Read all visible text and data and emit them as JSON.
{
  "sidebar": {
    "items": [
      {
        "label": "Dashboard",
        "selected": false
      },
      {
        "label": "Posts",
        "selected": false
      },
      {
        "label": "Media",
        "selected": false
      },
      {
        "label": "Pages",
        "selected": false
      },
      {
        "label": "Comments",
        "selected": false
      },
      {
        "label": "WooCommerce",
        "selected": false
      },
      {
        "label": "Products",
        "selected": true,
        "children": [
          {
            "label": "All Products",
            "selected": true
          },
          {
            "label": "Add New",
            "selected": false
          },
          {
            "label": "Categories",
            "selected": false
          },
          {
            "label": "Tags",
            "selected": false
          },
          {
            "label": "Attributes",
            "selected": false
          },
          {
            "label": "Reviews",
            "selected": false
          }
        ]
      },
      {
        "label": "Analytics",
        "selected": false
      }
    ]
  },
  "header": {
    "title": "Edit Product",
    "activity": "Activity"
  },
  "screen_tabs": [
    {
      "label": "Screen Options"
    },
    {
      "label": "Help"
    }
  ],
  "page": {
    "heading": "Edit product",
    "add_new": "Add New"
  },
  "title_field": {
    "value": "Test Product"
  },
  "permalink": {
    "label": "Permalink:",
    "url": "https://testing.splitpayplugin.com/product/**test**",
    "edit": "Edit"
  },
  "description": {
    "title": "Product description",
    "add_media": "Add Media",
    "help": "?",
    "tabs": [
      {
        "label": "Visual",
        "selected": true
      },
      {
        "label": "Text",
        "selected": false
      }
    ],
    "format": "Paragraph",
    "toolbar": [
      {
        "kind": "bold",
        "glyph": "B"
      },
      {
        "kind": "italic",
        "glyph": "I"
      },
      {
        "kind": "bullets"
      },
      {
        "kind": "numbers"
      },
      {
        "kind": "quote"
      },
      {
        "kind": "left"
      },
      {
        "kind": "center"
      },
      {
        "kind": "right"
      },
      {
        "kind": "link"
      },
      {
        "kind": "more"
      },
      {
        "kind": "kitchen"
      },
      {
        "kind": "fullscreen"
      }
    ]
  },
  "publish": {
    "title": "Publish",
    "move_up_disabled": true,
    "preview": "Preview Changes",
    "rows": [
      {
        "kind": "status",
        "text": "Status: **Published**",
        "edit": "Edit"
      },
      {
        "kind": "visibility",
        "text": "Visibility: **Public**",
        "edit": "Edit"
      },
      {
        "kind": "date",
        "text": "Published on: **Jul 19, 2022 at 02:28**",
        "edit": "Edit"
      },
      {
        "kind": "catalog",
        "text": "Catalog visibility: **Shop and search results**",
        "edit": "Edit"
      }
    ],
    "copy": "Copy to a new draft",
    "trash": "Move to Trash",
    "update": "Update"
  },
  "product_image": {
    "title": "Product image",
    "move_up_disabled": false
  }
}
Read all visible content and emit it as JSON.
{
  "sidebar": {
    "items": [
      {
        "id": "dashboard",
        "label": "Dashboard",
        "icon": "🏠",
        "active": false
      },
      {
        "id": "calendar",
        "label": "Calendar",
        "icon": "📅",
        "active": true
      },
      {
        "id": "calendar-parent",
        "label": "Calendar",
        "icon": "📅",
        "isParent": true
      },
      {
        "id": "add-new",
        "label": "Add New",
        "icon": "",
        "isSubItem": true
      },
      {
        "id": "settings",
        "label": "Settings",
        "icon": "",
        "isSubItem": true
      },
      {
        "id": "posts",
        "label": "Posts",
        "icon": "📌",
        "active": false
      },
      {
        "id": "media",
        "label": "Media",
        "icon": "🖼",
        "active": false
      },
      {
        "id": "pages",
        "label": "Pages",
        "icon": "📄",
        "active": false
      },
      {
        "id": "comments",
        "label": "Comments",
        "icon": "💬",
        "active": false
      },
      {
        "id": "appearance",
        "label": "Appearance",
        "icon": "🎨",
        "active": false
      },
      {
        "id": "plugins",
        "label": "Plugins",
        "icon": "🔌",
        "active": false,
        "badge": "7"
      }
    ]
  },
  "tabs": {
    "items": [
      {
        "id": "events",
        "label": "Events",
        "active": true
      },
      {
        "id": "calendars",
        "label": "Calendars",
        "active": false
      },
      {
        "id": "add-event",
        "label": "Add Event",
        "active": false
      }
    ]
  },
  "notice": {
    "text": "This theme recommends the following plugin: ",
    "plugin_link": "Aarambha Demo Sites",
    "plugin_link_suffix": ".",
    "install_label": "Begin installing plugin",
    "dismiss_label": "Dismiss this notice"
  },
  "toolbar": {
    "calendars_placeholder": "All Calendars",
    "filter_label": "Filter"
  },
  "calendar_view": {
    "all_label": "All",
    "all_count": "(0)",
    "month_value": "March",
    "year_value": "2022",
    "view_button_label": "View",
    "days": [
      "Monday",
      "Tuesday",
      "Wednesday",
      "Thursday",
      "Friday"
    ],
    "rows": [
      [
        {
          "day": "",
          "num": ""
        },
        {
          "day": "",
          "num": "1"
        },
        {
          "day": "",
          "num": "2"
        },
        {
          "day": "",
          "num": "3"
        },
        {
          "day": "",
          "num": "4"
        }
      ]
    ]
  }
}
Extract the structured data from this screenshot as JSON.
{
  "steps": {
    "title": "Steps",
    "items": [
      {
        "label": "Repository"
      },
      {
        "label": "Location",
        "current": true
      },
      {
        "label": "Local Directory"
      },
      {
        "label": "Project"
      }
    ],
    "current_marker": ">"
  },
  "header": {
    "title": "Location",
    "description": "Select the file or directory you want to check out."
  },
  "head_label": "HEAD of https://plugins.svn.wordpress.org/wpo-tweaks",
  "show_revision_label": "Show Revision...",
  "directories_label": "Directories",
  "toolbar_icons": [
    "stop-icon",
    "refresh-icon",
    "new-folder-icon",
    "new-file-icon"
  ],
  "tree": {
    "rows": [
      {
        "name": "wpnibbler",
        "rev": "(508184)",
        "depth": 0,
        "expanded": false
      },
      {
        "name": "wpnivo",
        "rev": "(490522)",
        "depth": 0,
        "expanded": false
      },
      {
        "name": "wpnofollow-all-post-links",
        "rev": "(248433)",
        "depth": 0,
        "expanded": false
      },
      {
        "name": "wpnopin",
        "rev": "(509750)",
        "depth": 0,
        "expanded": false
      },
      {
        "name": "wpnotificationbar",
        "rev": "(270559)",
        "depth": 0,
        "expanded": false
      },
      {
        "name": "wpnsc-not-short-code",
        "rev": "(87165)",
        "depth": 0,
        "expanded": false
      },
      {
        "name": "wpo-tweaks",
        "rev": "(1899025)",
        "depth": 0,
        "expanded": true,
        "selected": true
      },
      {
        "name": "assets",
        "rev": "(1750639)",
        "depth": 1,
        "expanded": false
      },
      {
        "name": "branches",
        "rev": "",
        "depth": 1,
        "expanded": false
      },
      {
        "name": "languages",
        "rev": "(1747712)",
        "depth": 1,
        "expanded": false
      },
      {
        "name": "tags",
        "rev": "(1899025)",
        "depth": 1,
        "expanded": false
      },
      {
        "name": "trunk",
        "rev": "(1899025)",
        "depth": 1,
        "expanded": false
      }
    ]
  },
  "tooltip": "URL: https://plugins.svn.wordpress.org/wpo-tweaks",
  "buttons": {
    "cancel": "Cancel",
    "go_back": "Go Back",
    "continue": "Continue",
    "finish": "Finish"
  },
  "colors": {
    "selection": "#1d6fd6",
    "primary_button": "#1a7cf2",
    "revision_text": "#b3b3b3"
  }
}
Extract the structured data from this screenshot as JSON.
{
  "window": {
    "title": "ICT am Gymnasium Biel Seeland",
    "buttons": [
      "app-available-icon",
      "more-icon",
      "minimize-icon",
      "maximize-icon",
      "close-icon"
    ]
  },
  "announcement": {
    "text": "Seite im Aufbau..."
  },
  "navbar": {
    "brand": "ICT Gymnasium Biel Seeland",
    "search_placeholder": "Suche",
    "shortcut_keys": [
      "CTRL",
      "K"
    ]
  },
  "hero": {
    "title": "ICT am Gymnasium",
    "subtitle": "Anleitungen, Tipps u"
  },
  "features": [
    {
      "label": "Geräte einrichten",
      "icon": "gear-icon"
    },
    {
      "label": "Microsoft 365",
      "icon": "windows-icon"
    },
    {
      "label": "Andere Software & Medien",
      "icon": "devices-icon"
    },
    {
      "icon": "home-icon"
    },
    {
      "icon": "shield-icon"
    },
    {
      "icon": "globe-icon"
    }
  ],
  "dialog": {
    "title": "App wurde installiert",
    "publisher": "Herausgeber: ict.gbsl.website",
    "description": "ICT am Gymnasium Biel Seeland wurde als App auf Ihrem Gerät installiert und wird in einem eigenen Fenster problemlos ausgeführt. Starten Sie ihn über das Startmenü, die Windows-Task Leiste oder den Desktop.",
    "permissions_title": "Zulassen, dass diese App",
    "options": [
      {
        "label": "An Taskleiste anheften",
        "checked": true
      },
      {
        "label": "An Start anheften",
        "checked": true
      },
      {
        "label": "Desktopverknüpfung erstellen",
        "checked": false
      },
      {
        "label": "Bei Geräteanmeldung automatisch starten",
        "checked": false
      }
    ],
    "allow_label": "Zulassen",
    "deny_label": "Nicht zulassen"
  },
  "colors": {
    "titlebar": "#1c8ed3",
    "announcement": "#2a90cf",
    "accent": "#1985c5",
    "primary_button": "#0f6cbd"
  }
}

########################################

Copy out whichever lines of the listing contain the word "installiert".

= OUTPUT FOR THIS EXERCISE =
    "title": "App wurde installiert",
    "description": "ICT am Gymnasium Biel Seeland wurde als App auf Ihrem Gerät installiert und wird in einem eigenen Fenster problemlos ausgeführt. Starten Sie ihn über das Startmenü, die Windows-Task Leiste oder den Desktop.",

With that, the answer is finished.